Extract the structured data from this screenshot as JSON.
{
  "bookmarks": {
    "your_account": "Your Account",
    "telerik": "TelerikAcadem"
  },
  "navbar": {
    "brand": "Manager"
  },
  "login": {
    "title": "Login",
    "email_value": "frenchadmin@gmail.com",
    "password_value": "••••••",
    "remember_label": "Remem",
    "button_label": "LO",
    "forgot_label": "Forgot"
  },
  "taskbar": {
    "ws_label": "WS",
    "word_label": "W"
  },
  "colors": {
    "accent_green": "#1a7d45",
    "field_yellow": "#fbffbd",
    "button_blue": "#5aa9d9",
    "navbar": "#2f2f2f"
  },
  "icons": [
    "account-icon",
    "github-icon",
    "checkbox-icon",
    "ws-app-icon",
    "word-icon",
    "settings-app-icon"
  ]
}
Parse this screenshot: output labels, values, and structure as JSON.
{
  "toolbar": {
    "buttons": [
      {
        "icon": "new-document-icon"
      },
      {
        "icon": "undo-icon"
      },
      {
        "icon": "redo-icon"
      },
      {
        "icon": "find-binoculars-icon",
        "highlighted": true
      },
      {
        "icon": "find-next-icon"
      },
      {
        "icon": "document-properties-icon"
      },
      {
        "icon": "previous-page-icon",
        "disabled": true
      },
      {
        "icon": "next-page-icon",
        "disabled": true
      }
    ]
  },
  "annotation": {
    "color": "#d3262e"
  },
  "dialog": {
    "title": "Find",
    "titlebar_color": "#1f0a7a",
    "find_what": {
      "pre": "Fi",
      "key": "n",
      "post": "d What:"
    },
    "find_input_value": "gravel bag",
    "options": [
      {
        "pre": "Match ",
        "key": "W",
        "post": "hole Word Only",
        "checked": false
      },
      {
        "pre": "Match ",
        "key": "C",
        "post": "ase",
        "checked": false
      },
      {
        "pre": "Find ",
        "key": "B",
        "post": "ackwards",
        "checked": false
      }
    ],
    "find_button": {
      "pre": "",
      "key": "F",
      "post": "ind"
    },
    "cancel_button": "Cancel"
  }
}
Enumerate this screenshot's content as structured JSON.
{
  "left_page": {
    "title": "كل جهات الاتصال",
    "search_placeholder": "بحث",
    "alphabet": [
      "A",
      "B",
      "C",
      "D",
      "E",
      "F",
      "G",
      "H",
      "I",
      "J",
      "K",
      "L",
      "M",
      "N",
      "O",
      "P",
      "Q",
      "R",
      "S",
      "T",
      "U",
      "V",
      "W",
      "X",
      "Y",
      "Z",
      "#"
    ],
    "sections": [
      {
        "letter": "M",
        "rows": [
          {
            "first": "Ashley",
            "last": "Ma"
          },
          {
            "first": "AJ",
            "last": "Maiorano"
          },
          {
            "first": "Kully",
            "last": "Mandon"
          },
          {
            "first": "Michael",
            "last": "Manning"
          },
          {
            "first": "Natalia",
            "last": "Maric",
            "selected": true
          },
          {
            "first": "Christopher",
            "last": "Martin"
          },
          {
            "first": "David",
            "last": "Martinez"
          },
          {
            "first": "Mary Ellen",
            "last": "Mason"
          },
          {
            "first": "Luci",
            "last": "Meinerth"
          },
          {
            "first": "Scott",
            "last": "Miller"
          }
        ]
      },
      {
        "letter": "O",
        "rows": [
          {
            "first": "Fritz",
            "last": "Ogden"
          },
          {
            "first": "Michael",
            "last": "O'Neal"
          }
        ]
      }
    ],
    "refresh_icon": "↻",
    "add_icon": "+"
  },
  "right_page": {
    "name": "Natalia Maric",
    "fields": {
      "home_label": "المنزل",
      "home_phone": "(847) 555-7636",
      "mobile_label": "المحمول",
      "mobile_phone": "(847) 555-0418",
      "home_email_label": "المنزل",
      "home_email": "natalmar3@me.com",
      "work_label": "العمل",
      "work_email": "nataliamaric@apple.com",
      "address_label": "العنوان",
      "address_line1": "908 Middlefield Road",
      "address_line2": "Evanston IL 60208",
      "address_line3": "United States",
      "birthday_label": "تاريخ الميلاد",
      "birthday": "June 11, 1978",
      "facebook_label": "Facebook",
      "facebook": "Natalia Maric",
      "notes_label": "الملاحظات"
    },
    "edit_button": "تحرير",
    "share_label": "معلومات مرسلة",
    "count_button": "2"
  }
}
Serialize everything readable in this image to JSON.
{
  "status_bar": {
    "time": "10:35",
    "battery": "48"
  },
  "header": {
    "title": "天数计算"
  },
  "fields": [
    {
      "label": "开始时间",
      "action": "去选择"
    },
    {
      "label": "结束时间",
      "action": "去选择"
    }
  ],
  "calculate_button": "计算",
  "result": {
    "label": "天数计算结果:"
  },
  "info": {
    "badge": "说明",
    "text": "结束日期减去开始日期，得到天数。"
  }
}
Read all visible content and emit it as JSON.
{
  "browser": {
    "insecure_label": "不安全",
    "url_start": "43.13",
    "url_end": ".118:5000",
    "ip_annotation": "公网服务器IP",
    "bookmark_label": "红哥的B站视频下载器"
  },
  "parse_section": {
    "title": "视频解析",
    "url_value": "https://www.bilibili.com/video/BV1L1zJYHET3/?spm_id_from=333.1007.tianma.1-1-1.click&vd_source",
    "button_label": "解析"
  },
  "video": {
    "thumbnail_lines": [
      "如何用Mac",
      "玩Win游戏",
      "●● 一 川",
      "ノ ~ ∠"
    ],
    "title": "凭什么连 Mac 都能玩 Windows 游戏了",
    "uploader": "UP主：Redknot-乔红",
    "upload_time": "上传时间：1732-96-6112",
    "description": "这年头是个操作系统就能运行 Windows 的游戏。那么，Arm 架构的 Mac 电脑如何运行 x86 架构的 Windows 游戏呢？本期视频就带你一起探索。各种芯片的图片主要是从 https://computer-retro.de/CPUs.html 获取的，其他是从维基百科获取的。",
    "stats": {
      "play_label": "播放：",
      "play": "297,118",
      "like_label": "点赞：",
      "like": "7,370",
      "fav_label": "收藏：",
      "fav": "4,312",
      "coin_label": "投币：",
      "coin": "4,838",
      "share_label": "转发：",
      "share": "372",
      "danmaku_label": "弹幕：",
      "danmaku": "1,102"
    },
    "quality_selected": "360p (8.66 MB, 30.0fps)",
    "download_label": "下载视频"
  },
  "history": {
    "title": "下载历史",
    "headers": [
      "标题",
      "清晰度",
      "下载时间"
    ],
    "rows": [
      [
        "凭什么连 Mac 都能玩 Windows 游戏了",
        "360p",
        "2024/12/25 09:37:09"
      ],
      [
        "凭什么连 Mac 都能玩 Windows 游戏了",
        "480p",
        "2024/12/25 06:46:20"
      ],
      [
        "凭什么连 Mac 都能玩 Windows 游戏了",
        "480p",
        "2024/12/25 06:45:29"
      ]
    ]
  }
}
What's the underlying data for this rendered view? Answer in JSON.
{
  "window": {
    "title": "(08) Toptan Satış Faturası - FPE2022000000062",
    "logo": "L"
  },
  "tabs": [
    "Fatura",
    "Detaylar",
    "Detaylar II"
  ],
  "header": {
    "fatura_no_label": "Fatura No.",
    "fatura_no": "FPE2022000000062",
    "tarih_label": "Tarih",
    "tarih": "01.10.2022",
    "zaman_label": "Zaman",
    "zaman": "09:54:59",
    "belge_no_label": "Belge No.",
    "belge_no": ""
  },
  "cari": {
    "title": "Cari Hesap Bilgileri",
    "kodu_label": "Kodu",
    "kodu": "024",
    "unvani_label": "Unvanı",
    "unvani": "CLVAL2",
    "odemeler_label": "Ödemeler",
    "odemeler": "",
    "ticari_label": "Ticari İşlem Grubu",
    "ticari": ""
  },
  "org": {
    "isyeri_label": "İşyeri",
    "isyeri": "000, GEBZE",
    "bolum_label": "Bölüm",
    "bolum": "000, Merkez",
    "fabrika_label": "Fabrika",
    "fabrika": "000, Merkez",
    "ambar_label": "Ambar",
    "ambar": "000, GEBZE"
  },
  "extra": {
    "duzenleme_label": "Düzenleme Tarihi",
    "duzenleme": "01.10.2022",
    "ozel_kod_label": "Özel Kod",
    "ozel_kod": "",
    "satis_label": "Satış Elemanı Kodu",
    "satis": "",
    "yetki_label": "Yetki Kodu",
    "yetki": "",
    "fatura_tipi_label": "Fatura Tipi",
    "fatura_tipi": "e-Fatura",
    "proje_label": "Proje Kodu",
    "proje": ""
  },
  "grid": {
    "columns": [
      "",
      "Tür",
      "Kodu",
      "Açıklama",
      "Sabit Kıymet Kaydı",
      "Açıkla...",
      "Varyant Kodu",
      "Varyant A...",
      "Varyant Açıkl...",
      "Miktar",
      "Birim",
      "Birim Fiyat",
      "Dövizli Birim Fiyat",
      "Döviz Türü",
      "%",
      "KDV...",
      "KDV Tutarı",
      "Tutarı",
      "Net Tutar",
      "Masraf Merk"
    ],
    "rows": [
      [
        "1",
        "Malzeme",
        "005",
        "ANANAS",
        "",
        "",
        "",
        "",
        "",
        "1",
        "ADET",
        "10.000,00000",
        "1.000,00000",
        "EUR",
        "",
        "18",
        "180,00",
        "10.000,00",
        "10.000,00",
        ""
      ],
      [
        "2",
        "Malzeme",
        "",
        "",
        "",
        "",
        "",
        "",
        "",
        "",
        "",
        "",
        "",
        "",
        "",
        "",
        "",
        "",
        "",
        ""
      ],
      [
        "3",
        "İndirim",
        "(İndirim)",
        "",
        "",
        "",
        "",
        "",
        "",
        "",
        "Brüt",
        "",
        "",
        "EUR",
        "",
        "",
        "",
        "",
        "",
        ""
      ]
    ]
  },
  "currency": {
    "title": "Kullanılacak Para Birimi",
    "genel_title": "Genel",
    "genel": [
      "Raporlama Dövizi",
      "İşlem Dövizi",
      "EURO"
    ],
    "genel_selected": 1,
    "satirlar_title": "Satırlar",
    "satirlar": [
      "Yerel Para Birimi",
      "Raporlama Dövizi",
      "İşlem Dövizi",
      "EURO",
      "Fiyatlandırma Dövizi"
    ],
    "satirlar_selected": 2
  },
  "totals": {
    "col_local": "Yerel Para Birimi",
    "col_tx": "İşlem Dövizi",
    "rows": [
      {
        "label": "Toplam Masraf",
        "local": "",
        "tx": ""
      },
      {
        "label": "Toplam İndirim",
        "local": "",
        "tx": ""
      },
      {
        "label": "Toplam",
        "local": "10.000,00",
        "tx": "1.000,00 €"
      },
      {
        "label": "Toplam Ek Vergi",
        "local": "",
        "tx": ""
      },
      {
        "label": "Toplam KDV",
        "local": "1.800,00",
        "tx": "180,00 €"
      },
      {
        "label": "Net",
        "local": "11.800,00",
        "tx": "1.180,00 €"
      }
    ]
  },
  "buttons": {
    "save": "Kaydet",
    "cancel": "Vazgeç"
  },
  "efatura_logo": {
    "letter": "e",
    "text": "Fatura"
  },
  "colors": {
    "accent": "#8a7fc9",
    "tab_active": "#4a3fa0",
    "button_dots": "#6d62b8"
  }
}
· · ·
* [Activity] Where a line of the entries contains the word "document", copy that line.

* [Response box]
        "icon": "new-document-icon"
        "icon": "document-properties-icon"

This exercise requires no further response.